The study also highlights the constructs of current linguistic theory, arguing for distinctive features and the notion 'onset' and against some of the claims of Optimality Theory and Usage-based accounts.
The importance of Henk Zeevat's new monograph cannot be overstated. [...] I recommend it to anyone who combines interests in language, logic, and computation [...]. David Beaver, University of Texas at Austin
Phonological Development: The Origins of Language in the Child
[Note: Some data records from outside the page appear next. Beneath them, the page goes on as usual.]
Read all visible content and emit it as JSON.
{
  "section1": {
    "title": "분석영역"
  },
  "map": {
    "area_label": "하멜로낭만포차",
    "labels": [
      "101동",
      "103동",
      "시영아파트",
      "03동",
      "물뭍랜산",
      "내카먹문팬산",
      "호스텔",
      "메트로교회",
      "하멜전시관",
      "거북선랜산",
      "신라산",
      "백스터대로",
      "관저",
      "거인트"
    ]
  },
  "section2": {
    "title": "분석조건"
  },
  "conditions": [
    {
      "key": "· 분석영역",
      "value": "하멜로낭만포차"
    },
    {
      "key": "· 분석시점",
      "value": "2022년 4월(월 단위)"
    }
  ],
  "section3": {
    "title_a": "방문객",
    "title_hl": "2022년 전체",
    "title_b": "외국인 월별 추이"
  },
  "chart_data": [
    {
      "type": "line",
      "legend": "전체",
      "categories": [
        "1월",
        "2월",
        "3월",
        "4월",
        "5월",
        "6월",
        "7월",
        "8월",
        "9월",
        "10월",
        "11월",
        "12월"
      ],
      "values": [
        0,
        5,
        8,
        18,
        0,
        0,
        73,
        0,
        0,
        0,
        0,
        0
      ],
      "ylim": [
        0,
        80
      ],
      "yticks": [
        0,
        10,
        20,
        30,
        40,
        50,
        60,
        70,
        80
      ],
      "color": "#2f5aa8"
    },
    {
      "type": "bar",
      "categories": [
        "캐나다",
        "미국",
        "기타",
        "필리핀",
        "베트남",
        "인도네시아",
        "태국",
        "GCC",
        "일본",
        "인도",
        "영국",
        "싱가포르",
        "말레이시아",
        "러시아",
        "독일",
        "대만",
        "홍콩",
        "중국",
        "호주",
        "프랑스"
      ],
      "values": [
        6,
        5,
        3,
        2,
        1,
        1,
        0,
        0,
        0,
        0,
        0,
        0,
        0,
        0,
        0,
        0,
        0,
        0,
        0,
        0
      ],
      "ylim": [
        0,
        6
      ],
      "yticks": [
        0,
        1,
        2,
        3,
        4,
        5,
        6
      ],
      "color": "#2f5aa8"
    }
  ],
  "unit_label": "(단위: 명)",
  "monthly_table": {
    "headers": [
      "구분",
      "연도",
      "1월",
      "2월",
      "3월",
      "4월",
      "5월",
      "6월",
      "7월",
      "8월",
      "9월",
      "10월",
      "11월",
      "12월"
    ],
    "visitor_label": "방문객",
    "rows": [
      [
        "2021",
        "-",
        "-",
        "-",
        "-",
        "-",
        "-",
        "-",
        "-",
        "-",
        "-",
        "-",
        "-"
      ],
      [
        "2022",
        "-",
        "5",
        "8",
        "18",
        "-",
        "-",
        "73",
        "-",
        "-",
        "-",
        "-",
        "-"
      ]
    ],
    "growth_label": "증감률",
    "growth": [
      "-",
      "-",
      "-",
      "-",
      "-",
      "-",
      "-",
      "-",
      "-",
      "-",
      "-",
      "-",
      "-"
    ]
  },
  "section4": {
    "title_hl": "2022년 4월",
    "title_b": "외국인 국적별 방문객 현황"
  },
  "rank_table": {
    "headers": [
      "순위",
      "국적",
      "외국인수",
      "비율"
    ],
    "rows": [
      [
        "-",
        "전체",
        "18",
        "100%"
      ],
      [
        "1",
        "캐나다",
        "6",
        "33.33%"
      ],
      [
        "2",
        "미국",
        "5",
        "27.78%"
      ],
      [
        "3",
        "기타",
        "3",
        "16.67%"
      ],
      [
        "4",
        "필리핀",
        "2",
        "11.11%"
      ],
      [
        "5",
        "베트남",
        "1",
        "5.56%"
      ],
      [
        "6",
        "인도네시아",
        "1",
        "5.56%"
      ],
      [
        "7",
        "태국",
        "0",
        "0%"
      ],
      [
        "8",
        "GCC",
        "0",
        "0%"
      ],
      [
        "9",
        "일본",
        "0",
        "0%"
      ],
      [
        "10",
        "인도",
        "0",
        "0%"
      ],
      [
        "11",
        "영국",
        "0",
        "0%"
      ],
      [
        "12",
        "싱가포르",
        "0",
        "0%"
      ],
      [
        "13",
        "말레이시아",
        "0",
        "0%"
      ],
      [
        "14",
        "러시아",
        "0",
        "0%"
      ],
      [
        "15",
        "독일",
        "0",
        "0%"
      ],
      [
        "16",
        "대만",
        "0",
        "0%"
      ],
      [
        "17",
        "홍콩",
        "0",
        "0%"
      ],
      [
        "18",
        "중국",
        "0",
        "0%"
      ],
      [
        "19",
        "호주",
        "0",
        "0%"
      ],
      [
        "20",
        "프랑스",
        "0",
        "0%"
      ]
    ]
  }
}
This is the first book length survey of and introduction to the study of the child's acquisition of phonology. It contrasts data-based interactionist, cognitive models of phonological development with earlier deductive behaviourist and structuralist accounts. Setting these models in current neurophysiological perspectives, it integrates the flourishing independent research areas of infant speech perception and vocal production. The book traces the nature and timing of prosodic and segmental development with due attention to evidence of individual differences and from cross-linguistic studies. It describes the emergence of first words and the first phonological system against the background of the child's social and cognitive development in the first eighteen months.